◆ Assigned task:
When you set down the entries, keep every word exactly as it is but drop the pictures.

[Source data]
========================

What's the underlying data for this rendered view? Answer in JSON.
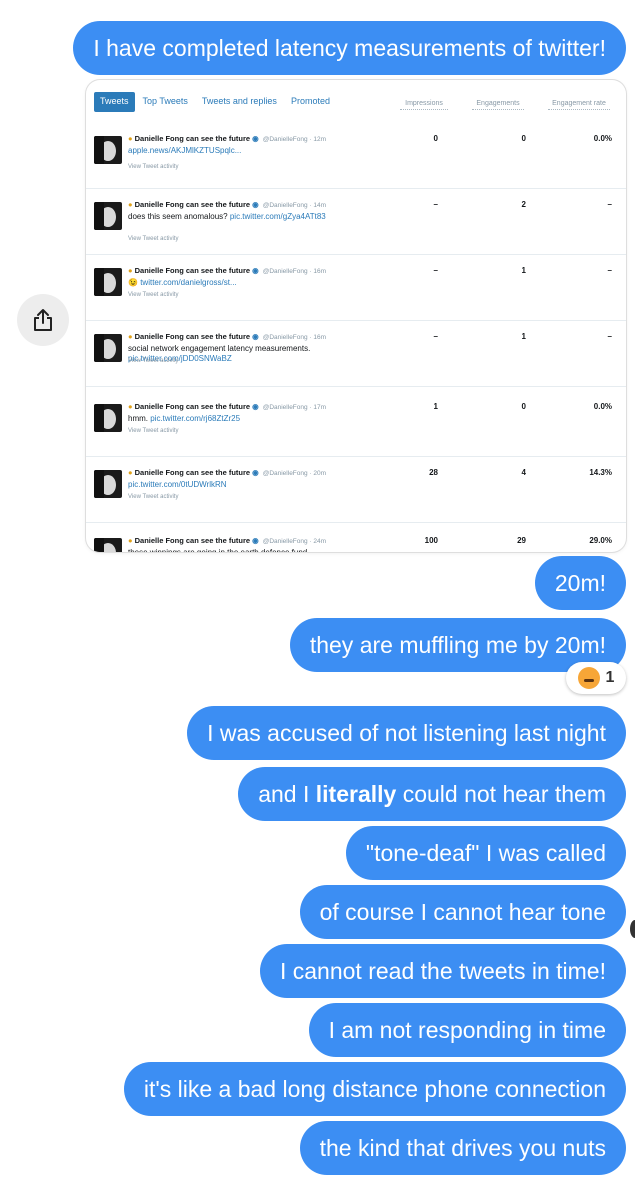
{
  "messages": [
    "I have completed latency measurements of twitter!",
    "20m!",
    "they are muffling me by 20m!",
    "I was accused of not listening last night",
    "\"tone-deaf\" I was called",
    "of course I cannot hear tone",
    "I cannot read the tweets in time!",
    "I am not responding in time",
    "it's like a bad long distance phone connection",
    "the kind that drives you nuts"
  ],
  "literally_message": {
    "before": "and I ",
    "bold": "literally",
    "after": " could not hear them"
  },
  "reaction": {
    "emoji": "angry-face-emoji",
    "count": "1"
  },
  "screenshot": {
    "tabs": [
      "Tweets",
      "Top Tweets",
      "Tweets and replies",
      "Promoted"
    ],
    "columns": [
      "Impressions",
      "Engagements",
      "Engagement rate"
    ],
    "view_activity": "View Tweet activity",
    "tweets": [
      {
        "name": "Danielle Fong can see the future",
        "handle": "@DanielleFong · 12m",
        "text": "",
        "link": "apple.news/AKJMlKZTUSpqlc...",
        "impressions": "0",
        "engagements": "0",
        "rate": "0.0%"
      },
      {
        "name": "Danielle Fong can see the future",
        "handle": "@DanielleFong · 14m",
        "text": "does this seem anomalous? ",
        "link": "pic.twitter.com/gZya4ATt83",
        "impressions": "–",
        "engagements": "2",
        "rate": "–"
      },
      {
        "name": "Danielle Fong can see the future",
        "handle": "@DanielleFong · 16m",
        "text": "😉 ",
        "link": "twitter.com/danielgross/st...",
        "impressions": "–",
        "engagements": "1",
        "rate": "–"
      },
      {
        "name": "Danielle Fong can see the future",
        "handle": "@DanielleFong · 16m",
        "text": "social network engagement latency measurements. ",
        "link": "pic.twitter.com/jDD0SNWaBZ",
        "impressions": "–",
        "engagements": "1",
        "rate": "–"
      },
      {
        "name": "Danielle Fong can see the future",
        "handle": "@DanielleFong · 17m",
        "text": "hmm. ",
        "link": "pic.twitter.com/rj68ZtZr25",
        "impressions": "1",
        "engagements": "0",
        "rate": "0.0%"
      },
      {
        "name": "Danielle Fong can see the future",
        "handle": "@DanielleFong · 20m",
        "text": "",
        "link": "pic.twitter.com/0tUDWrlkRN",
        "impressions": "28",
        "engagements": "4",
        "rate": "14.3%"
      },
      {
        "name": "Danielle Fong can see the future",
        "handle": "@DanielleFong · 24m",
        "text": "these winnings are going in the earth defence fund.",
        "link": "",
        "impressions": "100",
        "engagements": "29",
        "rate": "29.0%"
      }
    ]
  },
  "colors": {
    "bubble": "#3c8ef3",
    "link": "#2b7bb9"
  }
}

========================

◆ Reply:
What's the underlying data for this rendered view? Answer in JSON.
{
  "messages": [
    "I have completed latency measurements of twitter!",
    "20m!",
    "they are muffling me by 20m!",
    "I was accused of not listening last night",
    "\"tone-deaf\" I was called",
    "of course I cannot hear tone",
    "I cannot read the tweets in time!",
    "I am not responding in time",
    "it's like a bad long distance phone connection",
    "the kind that drives you nuts"
  ],
  "literally_message": {
    "before": "and I ",
    "bold": "literally",
    "after": " could not hear them"
  },
  "reaction": {
    "emoji": "angry-face-emoji",
    "count": "1"
  },
  "screenshot": {
    "tabs": [
      "Tweets",
      "Top Tweets",
      "Tweets and replies",
      "Promoted"
    ],
    "columns": [
      "Impressions",
      "Engagements",
      "Engagement rate"
    ],
    "view_activity": "View Tweet activity",
    "tweets": [
      {
        "name": "Danielle Fong can see the future",
        "handle": "@DanielleFong · 12m",
        "text": "",
        "link": "apple.news/AKJMlKZTUSpqlc...",
        "impressions": "0",
        "engagements": "0",
        "rate": "0.0%"
      },
      {
        "name": "Danielle Fong can see the future",
        "handle": "@DanielleFong · 14m",
        "text": "does this seem anomalous? ",
        "link": "pic.twitter.com/gZya4ATt83",
        "impressions": "–",
        "engagements": "2",
        "rate": "–"
      },
      {
        "name": "Danielle Fong can see the future",
        "handle": "@DanielleFong · 16m",
        "text": "😉 ",
        "link": "twitter.com/danielgross/st...",
        "impressions": "–",
        "engagements": "1",
        "rate": "–"
      },
      {
        "name": "Danielle Fong can see the future",
        "handle": "@DanielleFong · 16m",
        "text": "social network engagement latency measurements. ",
        "link": "pic.twitter.com/jDD0SNWaBZ",
        "impressions": "–",
        "engagements": "1",
        "rate": "–"
      },
      {
        "name": "Danielle Fong can see the future",
        "handle": "@DanielleFong · 17m",
        "text": "hmm. ",
        "link": "pic.twitter.com/rj68ZtZr25",
        "impressions": "1",
        "engagements": "0",
        "rate": "0.0%"
      },
      {
        "name": "Danielle Fong can see the future",
        "handle": "@DanielleFong · 20m",
        "text": "",
        "link": "pic.twitter.com/0tUDWrlkRN",
        "impressions": "28",
        "engagements": "4",
        "rate": "14.3%"
      },
      {
        "name": "Danielle Fong can see the future",
        "handle": "@DanielleFong · 24m",
        "text": "these winnings are going in the earth defence fund.",
        "link": "",
        "impressions": "100",
        "engagements": "29",
        "rate": "29.0%"
      }
    ]
  },
  "colors": {
    "bubble": "#3c8ef3",
    "link": "#2b7bb9"
  }
}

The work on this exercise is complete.